Caltech’s goal is to improve the ability of drones and robots to think and react independently. To not just be able to do as it was programmed but to react and respond to new and different situations appropriately.
“Most systems today are very good at solving, very rapidly, the problems that they have been trained to solve. But if you throw something unknown in front of them, they get confused. … The systems are basically trained so much that they cannot see outside the box,” said Morteza “Mory” Gharib, the new center’s director and a professor of aeronautics and bioinspired engineering to the LA Times. He continued: “It’s not just ’think outside the box.’ There is no box.”
Drone test labs
More and more students are interested in studying automation and the many ways in which that can be applied. Apart from Caltech’s new lab, MIT recently announced a $52 million building renovation with a similar idea in mind and USC has revamped its old robotics lab, which is now focused on autonomous systems research.
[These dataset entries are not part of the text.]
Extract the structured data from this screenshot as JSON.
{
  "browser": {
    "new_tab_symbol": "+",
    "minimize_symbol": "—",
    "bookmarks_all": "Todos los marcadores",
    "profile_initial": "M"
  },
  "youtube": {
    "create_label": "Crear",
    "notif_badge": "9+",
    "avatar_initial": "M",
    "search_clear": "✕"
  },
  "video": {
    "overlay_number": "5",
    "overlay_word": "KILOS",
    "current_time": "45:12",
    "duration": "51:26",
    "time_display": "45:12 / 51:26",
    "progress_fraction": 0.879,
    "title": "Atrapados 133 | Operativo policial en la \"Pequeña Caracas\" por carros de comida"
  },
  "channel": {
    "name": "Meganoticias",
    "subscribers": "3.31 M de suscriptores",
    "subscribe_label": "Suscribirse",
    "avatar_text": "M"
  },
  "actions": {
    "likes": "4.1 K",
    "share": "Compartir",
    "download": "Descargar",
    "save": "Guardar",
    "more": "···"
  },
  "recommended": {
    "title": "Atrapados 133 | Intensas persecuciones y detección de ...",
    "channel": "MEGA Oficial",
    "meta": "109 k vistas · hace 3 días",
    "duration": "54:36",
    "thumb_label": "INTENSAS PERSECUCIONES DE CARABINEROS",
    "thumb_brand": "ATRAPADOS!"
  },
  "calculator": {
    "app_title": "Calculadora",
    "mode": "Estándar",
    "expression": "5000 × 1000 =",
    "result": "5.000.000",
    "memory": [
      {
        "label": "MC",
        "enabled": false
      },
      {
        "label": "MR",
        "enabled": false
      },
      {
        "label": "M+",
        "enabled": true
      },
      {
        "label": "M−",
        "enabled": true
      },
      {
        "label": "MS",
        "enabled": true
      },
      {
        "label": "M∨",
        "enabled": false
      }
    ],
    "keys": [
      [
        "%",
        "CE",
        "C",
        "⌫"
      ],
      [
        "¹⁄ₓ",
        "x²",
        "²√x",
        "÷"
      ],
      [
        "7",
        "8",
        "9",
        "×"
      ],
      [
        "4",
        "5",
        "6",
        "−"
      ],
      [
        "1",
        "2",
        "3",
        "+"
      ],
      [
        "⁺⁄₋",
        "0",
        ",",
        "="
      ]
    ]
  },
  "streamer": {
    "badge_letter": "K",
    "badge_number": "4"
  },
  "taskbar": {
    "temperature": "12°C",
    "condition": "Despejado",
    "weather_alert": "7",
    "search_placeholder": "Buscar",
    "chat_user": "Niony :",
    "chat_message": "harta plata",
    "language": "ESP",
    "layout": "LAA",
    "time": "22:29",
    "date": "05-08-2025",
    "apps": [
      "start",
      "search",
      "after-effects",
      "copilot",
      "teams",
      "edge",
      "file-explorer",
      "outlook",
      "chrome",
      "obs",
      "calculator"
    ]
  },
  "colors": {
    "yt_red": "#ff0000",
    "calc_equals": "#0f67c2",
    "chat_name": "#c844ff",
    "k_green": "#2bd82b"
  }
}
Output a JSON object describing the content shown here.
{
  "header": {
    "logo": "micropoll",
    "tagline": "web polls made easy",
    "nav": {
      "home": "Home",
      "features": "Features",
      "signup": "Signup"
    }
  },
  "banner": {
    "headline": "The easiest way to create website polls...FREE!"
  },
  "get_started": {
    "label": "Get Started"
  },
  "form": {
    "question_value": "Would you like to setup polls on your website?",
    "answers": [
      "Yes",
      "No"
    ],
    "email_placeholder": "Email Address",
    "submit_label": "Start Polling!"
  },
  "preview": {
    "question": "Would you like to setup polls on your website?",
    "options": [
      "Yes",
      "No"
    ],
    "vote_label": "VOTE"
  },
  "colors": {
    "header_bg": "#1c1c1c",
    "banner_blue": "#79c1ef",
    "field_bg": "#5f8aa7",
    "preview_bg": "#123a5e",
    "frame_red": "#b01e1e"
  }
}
Caltech wants to create an environment in which talented engineers can work together to tackle the big ideas. The so-called moonshots, like the self-flying ambulance capable of reaching speeds up to 150 mph and others such as a swarm of drones with cameras that can fly together or apart to create accurate large-scale digital maps quickly.
We applaud these kinds of initiatives and especially like the drone ambulance idea. That seems a very useful drone application in light of the recent disasters and mass-shootings we’ve seen. Hopefully, with Trump’s Pilot Program, announced last Wednesday, Caltech may be able to accelerate their testing and development.
What do you think of these big ideas? Do you have some of your own that you’d like to see happen? Let us know below.
Photos by Sarah Reingewirtz, Pasadena Star-News/SCNG)